(App and web page records)
● ● ● ● ●

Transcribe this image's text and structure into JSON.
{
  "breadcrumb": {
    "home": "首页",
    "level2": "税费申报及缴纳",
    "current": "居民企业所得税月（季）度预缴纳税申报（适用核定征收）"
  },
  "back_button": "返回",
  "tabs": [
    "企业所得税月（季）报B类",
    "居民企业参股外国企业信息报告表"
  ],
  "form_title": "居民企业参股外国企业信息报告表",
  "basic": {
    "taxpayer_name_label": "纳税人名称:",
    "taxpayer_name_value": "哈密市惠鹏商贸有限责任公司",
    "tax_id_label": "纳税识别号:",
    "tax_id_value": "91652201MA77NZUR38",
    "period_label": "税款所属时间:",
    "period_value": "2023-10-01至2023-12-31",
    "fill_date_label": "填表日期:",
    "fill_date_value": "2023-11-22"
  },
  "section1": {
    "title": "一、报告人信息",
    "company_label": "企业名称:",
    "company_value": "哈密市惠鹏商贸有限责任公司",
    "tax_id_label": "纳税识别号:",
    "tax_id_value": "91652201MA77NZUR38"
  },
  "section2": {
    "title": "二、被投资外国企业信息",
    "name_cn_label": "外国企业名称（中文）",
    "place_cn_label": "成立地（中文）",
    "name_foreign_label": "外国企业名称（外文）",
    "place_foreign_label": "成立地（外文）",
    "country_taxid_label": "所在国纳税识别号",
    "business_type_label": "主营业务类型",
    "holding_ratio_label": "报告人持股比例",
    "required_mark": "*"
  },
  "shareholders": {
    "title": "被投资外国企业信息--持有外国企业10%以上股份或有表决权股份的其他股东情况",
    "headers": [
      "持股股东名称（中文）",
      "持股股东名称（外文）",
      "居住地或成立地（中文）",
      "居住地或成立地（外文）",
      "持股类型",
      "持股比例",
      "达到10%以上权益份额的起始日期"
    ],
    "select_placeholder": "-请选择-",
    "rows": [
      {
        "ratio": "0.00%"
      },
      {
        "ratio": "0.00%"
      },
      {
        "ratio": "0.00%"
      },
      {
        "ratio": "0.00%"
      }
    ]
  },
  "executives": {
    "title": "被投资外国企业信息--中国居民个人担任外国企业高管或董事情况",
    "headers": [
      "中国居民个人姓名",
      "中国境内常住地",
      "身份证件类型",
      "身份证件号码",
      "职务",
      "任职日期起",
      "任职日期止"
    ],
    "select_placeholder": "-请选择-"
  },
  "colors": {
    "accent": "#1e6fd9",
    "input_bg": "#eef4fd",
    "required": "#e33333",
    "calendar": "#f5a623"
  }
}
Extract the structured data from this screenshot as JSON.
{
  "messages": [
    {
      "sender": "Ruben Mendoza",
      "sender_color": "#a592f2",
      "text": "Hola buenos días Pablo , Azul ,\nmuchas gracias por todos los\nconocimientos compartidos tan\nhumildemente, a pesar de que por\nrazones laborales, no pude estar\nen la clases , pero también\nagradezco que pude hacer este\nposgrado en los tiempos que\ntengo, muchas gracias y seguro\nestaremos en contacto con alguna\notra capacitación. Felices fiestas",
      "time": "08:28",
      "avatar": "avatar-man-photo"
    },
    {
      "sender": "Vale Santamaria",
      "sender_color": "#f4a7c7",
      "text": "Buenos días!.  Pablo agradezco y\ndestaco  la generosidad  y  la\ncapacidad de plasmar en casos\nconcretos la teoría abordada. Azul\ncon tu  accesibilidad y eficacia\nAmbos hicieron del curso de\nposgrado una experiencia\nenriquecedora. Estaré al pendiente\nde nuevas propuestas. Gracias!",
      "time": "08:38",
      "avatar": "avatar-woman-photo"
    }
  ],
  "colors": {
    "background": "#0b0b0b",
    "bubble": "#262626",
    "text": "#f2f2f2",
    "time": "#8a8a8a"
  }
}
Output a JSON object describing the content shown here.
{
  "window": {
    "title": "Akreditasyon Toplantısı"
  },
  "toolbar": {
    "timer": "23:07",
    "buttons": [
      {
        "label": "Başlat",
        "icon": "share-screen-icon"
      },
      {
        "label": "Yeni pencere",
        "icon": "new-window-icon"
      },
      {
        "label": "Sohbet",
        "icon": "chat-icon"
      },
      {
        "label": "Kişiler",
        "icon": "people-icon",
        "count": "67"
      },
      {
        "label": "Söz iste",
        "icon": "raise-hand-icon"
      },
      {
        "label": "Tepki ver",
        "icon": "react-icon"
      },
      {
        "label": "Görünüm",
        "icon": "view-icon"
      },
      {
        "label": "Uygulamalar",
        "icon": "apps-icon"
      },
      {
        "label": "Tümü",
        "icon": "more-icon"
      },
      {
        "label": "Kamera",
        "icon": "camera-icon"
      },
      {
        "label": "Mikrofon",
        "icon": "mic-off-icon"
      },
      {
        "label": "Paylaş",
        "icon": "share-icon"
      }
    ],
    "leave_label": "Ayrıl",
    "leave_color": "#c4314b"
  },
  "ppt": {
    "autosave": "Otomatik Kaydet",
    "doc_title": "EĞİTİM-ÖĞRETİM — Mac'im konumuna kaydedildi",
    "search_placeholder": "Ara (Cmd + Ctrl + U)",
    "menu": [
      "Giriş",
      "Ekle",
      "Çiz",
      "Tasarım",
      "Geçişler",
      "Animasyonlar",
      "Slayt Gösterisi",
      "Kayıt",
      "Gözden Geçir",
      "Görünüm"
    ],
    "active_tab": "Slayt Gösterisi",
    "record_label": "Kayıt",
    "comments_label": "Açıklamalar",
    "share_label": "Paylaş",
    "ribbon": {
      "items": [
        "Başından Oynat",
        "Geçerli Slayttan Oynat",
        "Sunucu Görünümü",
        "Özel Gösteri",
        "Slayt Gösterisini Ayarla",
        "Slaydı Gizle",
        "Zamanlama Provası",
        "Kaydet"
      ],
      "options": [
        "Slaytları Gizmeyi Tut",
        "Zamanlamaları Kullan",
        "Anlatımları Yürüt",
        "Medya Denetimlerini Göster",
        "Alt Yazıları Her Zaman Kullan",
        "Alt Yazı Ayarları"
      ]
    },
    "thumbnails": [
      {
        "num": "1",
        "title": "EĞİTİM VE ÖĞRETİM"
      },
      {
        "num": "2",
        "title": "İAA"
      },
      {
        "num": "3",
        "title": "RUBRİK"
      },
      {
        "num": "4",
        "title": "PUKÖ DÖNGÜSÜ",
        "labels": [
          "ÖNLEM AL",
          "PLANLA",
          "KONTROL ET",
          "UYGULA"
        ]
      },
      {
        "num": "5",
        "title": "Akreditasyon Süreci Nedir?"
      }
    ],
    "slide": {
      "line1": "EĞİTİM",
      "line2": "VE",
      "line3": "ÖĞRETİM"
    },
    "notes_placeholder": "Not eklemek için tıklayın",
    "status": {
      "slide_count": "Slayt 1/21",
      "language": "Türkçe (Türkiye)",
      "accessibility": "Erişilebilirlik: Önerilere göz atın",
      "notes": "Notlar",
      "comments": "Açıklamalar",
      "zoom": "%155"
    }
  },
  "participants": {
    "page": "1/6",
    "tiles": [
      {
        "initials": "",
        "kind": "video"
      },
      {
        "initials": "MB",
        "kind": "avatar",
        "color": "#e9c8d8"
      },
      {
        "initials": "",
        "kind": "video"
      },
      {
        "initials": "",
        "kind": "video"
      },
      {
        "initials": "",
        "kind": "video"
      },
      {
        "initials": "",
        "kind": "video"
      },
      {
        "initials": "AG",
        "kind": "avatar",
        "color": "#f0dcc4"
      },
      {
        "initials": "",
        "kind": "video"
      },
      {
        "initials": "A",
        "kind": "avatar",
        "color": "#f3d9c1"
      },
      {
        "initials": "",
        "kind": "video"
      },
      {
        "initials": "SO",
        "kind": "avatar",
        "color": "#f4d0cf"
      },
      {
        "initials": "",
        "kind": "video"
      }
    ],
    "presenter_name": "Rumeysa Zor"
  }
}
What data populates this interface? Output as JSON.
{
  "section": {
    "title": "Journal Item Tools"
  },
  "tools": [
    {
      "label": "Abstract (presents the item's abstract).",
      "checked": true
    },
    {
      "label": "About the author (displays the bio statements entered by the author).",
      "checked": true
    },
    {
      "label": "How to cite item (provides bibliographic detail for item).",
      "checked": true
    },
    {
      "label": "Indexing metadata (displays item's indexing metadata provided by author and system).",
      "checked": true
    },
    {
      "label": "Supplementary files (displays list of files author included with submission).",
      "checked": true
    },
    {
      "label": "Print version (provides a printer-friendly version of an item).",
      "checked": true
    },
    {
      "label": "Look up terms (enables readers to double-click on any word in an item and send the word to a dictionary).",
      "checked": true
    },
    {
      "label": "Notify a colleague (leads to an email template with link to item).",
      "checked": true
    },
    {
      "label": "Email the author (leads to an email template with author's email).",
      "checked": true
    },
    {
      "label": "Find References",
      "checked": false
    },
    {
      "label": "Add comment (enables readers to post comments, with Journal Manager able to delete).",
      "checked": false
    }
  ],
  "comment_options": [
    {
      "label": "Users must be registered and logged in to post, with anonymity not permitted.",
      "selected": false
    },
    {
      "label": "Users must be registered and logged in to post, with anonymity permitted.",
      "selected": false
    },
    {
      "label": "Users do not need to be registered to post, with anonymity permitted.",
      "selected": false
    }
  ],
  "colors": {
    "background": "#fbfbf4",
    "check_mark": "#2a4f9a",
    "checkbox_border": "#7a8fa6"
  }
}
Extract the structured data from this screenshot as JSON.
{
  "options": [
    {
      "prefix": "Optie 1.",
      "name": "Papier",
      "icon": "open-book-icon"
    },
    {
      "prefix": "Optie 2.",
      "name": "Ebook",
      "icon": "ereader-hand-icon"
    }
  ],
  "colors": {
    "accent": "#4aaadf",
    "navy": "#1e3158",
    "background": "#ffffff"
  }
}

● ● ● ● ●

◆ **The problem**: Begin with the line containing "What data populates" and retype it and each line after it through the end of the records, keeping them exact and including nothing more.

◆ **Answer**:
What data populates this interface? Output as JSON.
{
  "section": {
    "title": "Journal Item Tools"
  },
  "tools": [
    {
      "label": "Abstract (presents the item's abstract).",
      "checked": true
    },
    {
      "label": "About the author (displays the bio statements entered by the author).",
      "checked": true
    },
    {
      "label": "How to cite item (provides bibliographic detail for item).",
      "checked": true
    },
    {
      "label": "Indexing metadata (displays item's indexing metadata provided by author and system).",
      "checked": true
    },
    {
      "label": "Supplementary files (displays list of files author included with submission).",
      "checked": true
    },
    {
      "label": "Print version (provides a printer-friendly version of an item).",
      "checked": true
    },
    {
      "label": "Look up terms (enables readers to double-click on any word in an item and send the word to a dictionary).",
      "checked": true
    },
    {
      "label": "Notify a colleague (leads to an email template with link to item).",
      "checked": true
    },
    {
      "label": "Email the author (leads to an email template with author's email).",
      "checked": true
    },
    {
      "label": "Find References",
      "checked": false
    },
    {
      "label": "Add comment (enables readers to post comments, with Journal Manager able to delete).",
      "checked": false
    }
  ],
  "comment_options": [
    {
      "label": "Users must be registered and logged in to post, with anonymity not permitted.",
      "selected": false
    },
    {
      "label": "Users must be registered and logged in to post, with anonymity permitted.",
      "selected": false
    },
    {
      "label": "Users do not need to be registered to post, with anonymity permitted.",
      "selected": false
    }
  ],
  "colors": {
    "background": "#fbfbf4",
    "check_mark": "#2a4f9a",
    "checkbox_border": "#7a8fa6"
  }
}
Extract the structured data from this screenshot as JSON.
{
  "options": [
    {
      "prefix": "Optie 1.",
      "name": "Papier",
      "icon": "open-book-icon"
    },
    {
      "prefix": "Optie 2.",
      "name": "Ebook",
      "icon": "ereader-hand-icon"
    }
  ],
  "colors": {
    "accent": "#4aaadf",
    "navy": "#1e3158",
    "background": "#ffffff"
  }
}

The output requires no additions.